Kushner Companies claims political motivation is behind a New York housing group’s latest charge that the company conned people out of millions in overcharged rent.
Housing Rights Initiative has generated five lawsuits against Kushner Companies, which is owned by President Trump’s son-in-law Jared Kushner, alleging it has been squeezing tenants to bolster its own bottom line.
To date, HRI has pursued two class action suits on behalf of tenants at 89 Hicks Street and 18 Sidney Place in Brooklyn. In 2018, five tenants of 89 Hicks won class action status to claim around $88,000 from Kushner for allegedly illegally deregulating their apartments and hiking up the rent.
That case is still ongoing and HRI announced this morning that it has now secured class action status for the 18 Sidney Place case, calling it a “triumph for tenants.”
“This class certification is the most consequential development in our four-year investigation into Kushner Companies,” said Aaron Carr, founder and executive director of Housing Rights Initiative. “This is not the end, it’s only the beginning. The floodgates are officially opened.”
The suit, filed by Newman Ferrara LLP, alleges Kushner Companies overcharged 18 Sidney tenants and could owe them as much as $2 million in back payments.
Kushner Companies acquired the building in 2014 as part of a package sold by the Brooklyn Law School. Since the building was previously used as student housing, the units were temporarily exempt from rent stabilization laws.
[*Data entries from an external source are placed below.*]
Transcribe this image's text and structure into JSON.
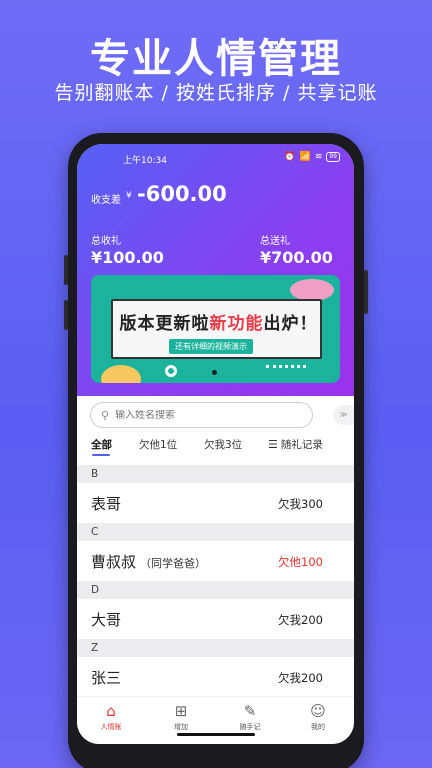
{
  "promo": {
    "title": "专业人情管理",
    "subtitle": "告别翻账本 / 按姓氏排序 / 共享记账"
  },
  "status_bar": {
    "time": "上午10:34",
    "battery": "99"
  },
  "summary": {
    "balance_label": "收支差",
    "balance_currency": "¥",
    "balance_value": "-600.00",
    "received_label": "总收礼",
    "received_value": "¥100.00",
    "sent_label": "总送礼",
    "sent_value": "¥700.00"
  },
  "banner": {
    "headline_part1": "版本更新啦",
    "headline_highlight": "新功能",
    "headline_part2": "出炉！",
    "subtext": "还有详细的视频演示"
  },
  "search": {
    "placeholder": "输入姓名搜索"
  },
  "tabs": {
    "all": "全部",
    "owe_them": "欠他1位",
    "owe_me": "欠我3位",
    "gift_record": "随礼记录"
  },
  "groups": [
    {
      "letter": "B",
      "name": "表哥",
      "note": "",
      "amount": "欠我300",
      "color": "#222222"
    },
    {
      "letter": "C",
      "name": "曹叔叔",
      "note": "（同学爸爸）",
      "amount": "欠他100",
      "color": "#e8312d"
    },
    {
      "letter": "D",
      "name": "大哥",
      "note": "",
      "amount": "欠我200",
      "color": "#222222"
    },
    {
      "letter": "Z",
      "name": "张三",
      "note": "",
      "amount": "欠我200",
      "color": "#222222"
    }
  ],
  "bottom_nav": {
    "home": "人情账",
    "add": "增加",
    "notes": "随手记",
    "mine": "我的"
  },
  "colors": {
    "accent": "#5561f4",
    "owe_them": "#e8312d",
    "nav_active": "#e8312d",
    "banner_bg": "#1bb39b"
  }
}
However, once Kushner Companies purchased the buildings, all of the units were required to be returned to rent stabilization.
According to HRI, Kushner Companies registered only 11 percent of its units as rent-stabilized, instead of the 100 percent required by law.
Throughout the legal saga, Kushner has denied knowingly withholding any information from the city and attributing any rent irregularities to third party firms hired to do the paperwork.
In response to the class action announcement this morning, Kushner’s general counsel, Christopher W. Smith said, “All of the units at 18 Sidney were rented at appropriate rates and in accordance with applicable law – including every facet of New York’s Rent Stabilization Laws and Rent Stabilization Code.
“The plaintiffs and their politically motivated enablers have intentionally misrepresented and misinterpreted governing law in an effort to convert lawful market-rate units into rent-regulated units.”
Since being named Special Advisor to the President in 2017, Jared Kushner has not been involved in the day-to-day operation of his family’s firm. He also sold his share of WiredScore, a company that uses a rating system for technological capacity in commercial buildings.
As a special advisor to the president of the United States, he has been credited with crafting a criminal-justice reform bill, negotiating new trade deals with Canada and Mexico and repositioning America’s relationships with Saudi Arabia and Israel to redirect political thinking.